Wendy's Goes to Washington
Jun 27, 2013
Among a variety of ag-related issues on the table in Washington, the Renewable Fuel Standard is up for debate, and the beef industry has some interesting allies. NCBA is chiming in, again, on the subject. And so have those in the fast food industry, according to Triple Pundit. Wendy’s and White Castle, march on!
Agri-Pulse reports that House democrats introduced the Senate version of the farm bill in hopes to find some common ground, but no one is jumping up and down with excitement.
The Senate is moving forward with an immigration bill, but the House is blasé on the legislation, according to Reuters. The impact to farm workers isn’t getting much attention, despite the best efforts of one Georgia senator.
Vilsack cites hazardous weather in farm states as reason to support climate change legislation, according to the Des Moines Register.
How About a Joint with Supper, Wilbur?
In the ultimate use of feeding byproducts to animals, Philly.com reports a Washington state pig owner is feeding leftovers from medical marijuana production to his pigs.
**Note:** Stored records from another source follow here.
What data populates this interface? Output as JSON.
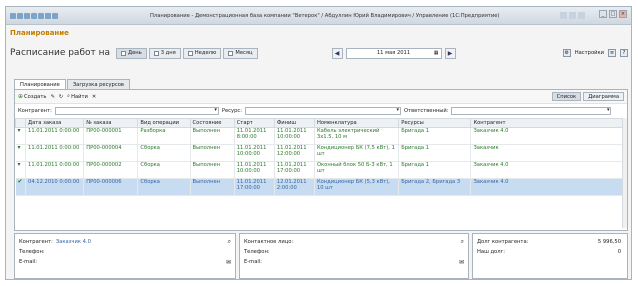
{
  "window": {
    "title": "Планирование - Демонстрационная база компании \"Ветерок\" / Абдуллин Юрий Владимирович / Управление (1С:Предприятие)"
  },
  "section_title": "Планирование",
  "schedule": {
    "label": "Расписание работ на",
    "periods": [
      "День",
      "3 дня",
      "Неделю",
      "Месяц"
    ],
    "date": "11 мая 2011",
    "settings_label": "Настройки"
  },
  "tabs": [
    "Планирование",
    "Загрузка ресурсов"
  ],
  "toolbar": {
    "create_label": "Создать",
    "find_label": "Найти",
    "list_label": "Список",
    "diagram_label": "Диаграмма"
  },
  "filters": {
    "contragent_label": "Контрагент:",
    "resource_label": "Ресурс:",
    "responsible_label": "Ответственный:"
  },
  "table": {
    "columns": [
      "Дата заказа",
      "№ заказа",
      "Вид операции",
      "Состояние",
      "Старт",
      "Финиш",
      "Номенклатура",
      "Ресурсы",
      "Контрагент"
    ],
    "rows": [
      {
        "date": "11.01.2011 0:00:00",
        "num": "ПР00-000001",
        "op": "Разборка",
        "state": "Выполнен",
        "start": "11.01.2011 8:00:00",
        "finish": "11.01.2011 10:00:00",
        "nom": "Кабель электрический 3х1.5, 10 м",
        "res": "Бригада 1",
        "client": "Заказчик 4.0"
      },
      {
        "date": "11.01.2011 0:00:00",
        "num": "ПР00-000004",
        "op": "Сборка",
        "state": "Выполнен",
        "start": "11.01.2011 10:00:00",
        "finish": "11.01.2011 12:00:00",
        "nom": "Кондиционер БК (7,5 кВт), 1 шт",
        "res": "Бригада 1",
        "client": "Заказчик"
      },
      {
        "date": "11.01.2011 0:00:00",
        "num": "ПР00-000002",
        "op": "Сборка",
        "state": "Выполнен",
        "start": "11.01.2011 10:00:00",
        "finish": "11.01.2011 17:00:00",
        "nom": "Оконный блок 50 Б-3 кВт, 1 шт",
        "res": "Бригада 1",
        "client": "Заказчик 4.0"
      },
      {
        "date": "04.12.2010 0:00:00",
        "num": "ПР00-000006",
        "op": "Сборка",
        "state": "Выполнен",
        "start": "11.01.2011 17:00:00",
        "finish": "12.01.2011 2:00:00",
        "nom": "Кондиционер БК (5,3 кВт), 10 шт",
        "res": "Бригада 2, Бригада 3",
        "client": "Заказчик 4.0"
      }
    ]
  },
  "bottom": {
    "contragent_label": "Контрагент:",
    "contragent_value": "Заказчик 4.0",
    "phone_label": "Телефон:",
    "email_label": "E-mail:",
    "contact_label": "Контактное лицо:",
    "debt_label": "Долг контрагента:",
    "debt_value": "5 996,50",
    "our_debt_label": "Наш долг:",
    "our_debt_value": "0"
  }
}
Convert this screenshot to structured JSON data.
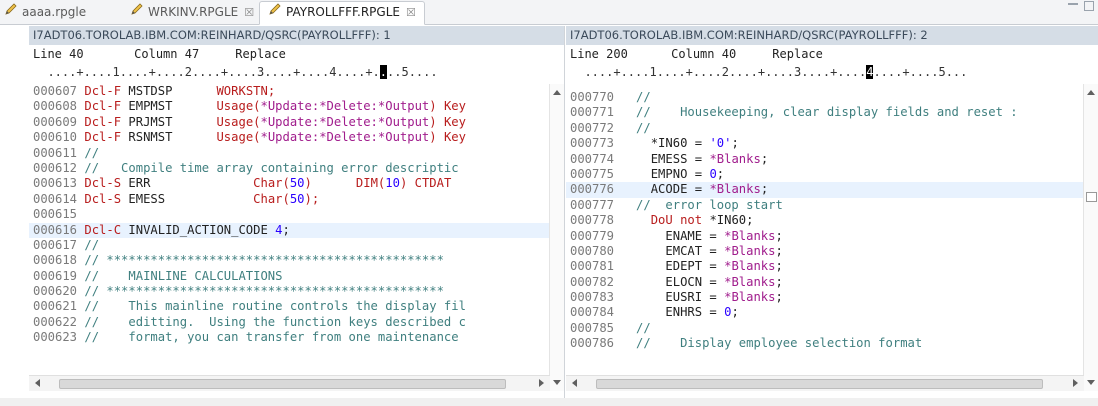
{
  "tabs": [
    {
      "label": "aaaa.rpgle",
      "closable": false
    },
    {
      "label": "WRKINV.RPGLE",
      "closable": true,
      "close_glyph": "☒"
    },
    {
      "label": "PAYROLLFFF.RPGLE",
      "closable": true,
      "close_glyph": "☒"
    }
  ],
  "left": {
    "title": "I7ADT06.TOROLAB.IBM.COM:REINHARD/QSRC(PAYROLLFFF): 1",
    "status": "Line 40       Column 47     Replace",
    "ruler_pre": "  ....+....1....+....2....+....3....+....4....+.",
    "ruler_cursor": ".",
    "ruler_post": "..5....",
    "lines": [
      {
        "seq": "000607",
        "parts": [
          [
            "kw",
            "Dcl-F "
          ],
          [
            "tx",
            "MSTDSP      "
          ],
          [
            "kw",
            "WORKSTN;"
          ]
        ]
      },
      {
        "seq": "000608",
        "parts": [
          [
            "kw",
            "Dcl-F "
          ],
          [
            "tx",
            "EMPMST      "
          ],
          [
            "kw",
            "Usage("
          ],
          [
            "fn",
            "*Update:*Delete:*Output"
          ],
          [
            "kw",
            ") Key"
          ]
        ]
      },
      {
        "seq": "000609",
        "parts": [
          [
            "kw",
            "Dcl-F "
          ],
          [
            "tx",
            "PRJMST      "
          ],
          [
            "kw",
            "Usage("
          ],
          [
            "fn",
            "*Update:*Delete:*Output"
          ],
          [
            "kw",
            ") Key"
          ]
        ]
      },
      {
        "seq": "000610",
        "parts": [
          [
            "kw",
            "Dcl-F "
          ],
          [
            "tx",
            "RSNMST      "
          ],
          [
            "kw",
            "Usage("
          ],
          [
            "fn",
            "*Update:*Delete:*Output"
          ],
          [
            "kw",
            ") Key"
          ]
        ]
      },
      {
        "seq": "000611",
        "parts": [
          [
            "cm",
            "//"
          ]
        ]
      },
      {
        "seq": "000612",
        "parts": [
          [
            "cm",
            "//   Compile time array containing error descriptic"
          ]
        ]
      },
      {
        "seq": "000613",
        "parts": [
          [
            "kw",
            "Dcl-S "
          ],
          [
            "tx",
            "ERR              "
          ],
          [
            "kw",
            "Char("
          ],
          [
            "num",
            "50"
          ],
          [
            "kw",
            ")      DIM("
          ],
          [
            "num",
            "10"
          ],
          [
            "kw",
            ") CTDAT"
          ]
        ]
      },
      {
        "seq": "000614",
        "parts": [
          [
            "kw",
            "Dcl-S "
          ],
          [
            "tx",
            "EMESS            "
          ],
          [
            "kw",
            "Char("
          ],
          [
            "num",
            "50"
          ],
          [
            "kw",
            ");"
          ]
        ]
      },
      {
        "seq": "000615",
        "parts": []
      },
      {
        "seq": "000616",
        "hl": true,
        "parts": [
          [
            "kw",
            "Dcl-C "
          ],
          [
            "tx",
            "INVALID_ACTION_CODE "
          ],
          [
            "num",
            "4"
          ],
          [
            "tx",
            ";"
          ]
        ]
      },
      {
        "seq": "000617",
        "parts": [
          [
            "cm",
            "//"
          ]
        ]
      },
      {
        "seq": "000618",
        "parts": [
          [
            "cm",
            "// **********************************************"
          ]
        ]
      },
      {
        "seq": "000619",
        "parts": [
          [
            "cm",
            "//    MAINLINE CALCULATIONS"
          ]
        ]
      },
      {
        "seq": "000620",
        "parts": [
          [
            "cm",
            "// **********************************************"
          ]
        ]
      },
      {
        "seq": "000621",
        "parts": [
          [
            "cm",
            "//    This mainline routine controls the display fil"
          ]
        ]
      },
      {
        "seq": "000622",
        "parts": [
          [
            "cm",
            "//    editting.  Using the function keys described c"
          ]
        ]
      },
      {
        "seq": "000623",
        "parts": [
          [
            "cm",
            "//    format, you can transfer from one maintenance"
          ]
        ]
      }
    ]
  },
  "right": {
    "title": "I7ADT06.TOROLAB.IBM.COM:REINHARD/QSRC(PAYROLLFFF): 2",
    "status": "Line 200      Column 40     Replace",
    "ruler_pre": "  ....+....1....+....2....+....3....+....",
    "ruler_cursor": "4",
    "ruler_post": "....+....5...",
    "lines": [
      {
        "seq": "000770",
        "parts": [
          [
            "cm",
            "  //"
          ]
        ]
      },
      {
        "seq": "000771",
        "parts": [
          [
            "cm",
            "  //    Housekeeping, clear display fields and reset :"
          ]
        ]
      },
      {
        "seq": "000772",
        "parts": [
          [
            "cm",
            "  //"
          ]
        ]
      },
      {
        "seq": "000773",
        "parts": [
          [
            "tx",
            "    *IN60 = "
          ],
          [
            "str",
            "'0'"
          ],
          [
            "tx",
            ";"
          ]
        ]
      },
      {
        "seq": "000774",
        "parts": [
          [
            "tx",
            "    EMESS = "
          ],
          [
            "fn",
            "*Blanks"
          ],
          [
            "tx",
            ";"
          ]
        ]
      },
      {
        "seq": "000775",
        "parts": [
          [
            "tx",
            "    EMPNO = "
          ],
          [
            "num",
            "0"
          ],
          [
            "tx",
            ";"
          ]
        ]
      },
      {
        "seq": "000776",
        "hl": true,
        "parts": [
          [
            "tx",
            "    ACODE = "
          ],
          [
            "fn",
            "*Blanks"
          ],
          [
            "tx",
            ";"
          ]
        ]
      },
      {
        "seq": "000777",
        "parts": [
          [
            "cm",
            "  //  error loop start"
          ]
        ]
      },
      {
        "seq": "000778",
        "parts": [
          [
            "kw",
            "    DoU not "
          ],
          [
            "tx",
            "*IN60;"
          ]
        ]
      },
      {
        "seq": "000779",
        "parts": [
          [
            "tx",
            "      ENAME = "
          ],
          [
            "fn",
            "*Blanks"
          ],
          [
            "tx",
            ";"
          ]
        ]
      },
      {
        "seq": "000780",
        "parts": [
          [
            "tx",
            "      EMCAT = "
          ],
          [
            "fn",
            "*Blanks"
          ],
          [
            "tx",
            ";"
          ]
        ]
      },
      {
        "seq": "000781",
        "parts": [
          [
            "tx",
            "      EDEPT = "
          ],
          [
            "fn",
            "*Blanks"
          ],
          [
            "tx",
            ";"
          ]
        ]
      },
      {
        "seq": "000782",
        "parts": [
          [
            "tx",
            "      ELOCN = "
          ],
          [
            "fn",
            "*Blanks"
          ],
          [
            "tx",
            ";"
          ]
        ]
      },
      {
        "seq": "000783",
        "parts": [
          [
            "tx",
            "      EUSRI = "
          ],
          [
            "fn",
            "*Blanks"
          ],
          [
            "tx",
            ";"
          ]
        ]
      },
      {
        "seq": "000784",
        "parts": [
          [
            "tx",
            "      ENHRS = "
          ],
          [
            "num",
            "0"
          ],
          [
            "tx",
            ";"
          ]
        ]
      },
      {
        "seq": "000785",
        "parts": [
          [
            "cm",
            "  //"
          ]
        ]
      },
      {
        "seq": "000786",
        "parts": [
          [
            "cm",
            "  //    Display employee selection format"
          ]
        ]
      }
    ]
  },
  "colors": {
    "keyword": "#b81d1d",
    "comment": "#3f7f7f",
    "special": "#a01c8c",
    "literal": "#2a00ff",
    "title_bar": "#d5dde6",
    "highlight_line": "#e8f2fe"
  },
  "icons": {
    "tab_edit": "pencil-icon",
    "tab_close": "close-icon",
    "scroll_up": "chevron-up-icon",
    "scroll_down": "chevron-down-icon",
    "overview": "overview-ruler-icon"
  }
}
Not only do the pigs love it, but he’s smiling all the way to the bank, getting $17 a pound for their bacon!
Turkey Steak, Anyone?
If you’re working on your Fourth of July grilling menu, the folks at Jennie-O hope you’re planning on steaks and burgers—turkey steaks and burgers, that is. If your mouth is watering at the thought of an all-white-meat turkey burger patty, The Sacramento Bee has the scoop on two new turkey options available to consumers.
A Fishy Situation
A Fox News report states that, in some instances, the species of fish you order for dinner may not be that type of fish at all. According to the story, more than 90% of red snapper sold is actually a cheaper substitute. To combat that, some retailers like Whole Foods offer source-verified information on each fish sold, all the way back to a photo of the boat caption who caught it. Wonder how those EID tags work?
School Lunch Regulations Tighten, Again
If your school-aged kids have come home complaining about the cafeteria food, they’re not alone. In 2010, a federal rule limiting the calories allowed in school lunches took effect. Kids across the country complained they weren’t getting enough food. A group of high schoolers in Kansas even created a video parody of the situation. Bloomberg reports that additional rules are now in the books that take effect in 2014, and even more are on their way in 2016.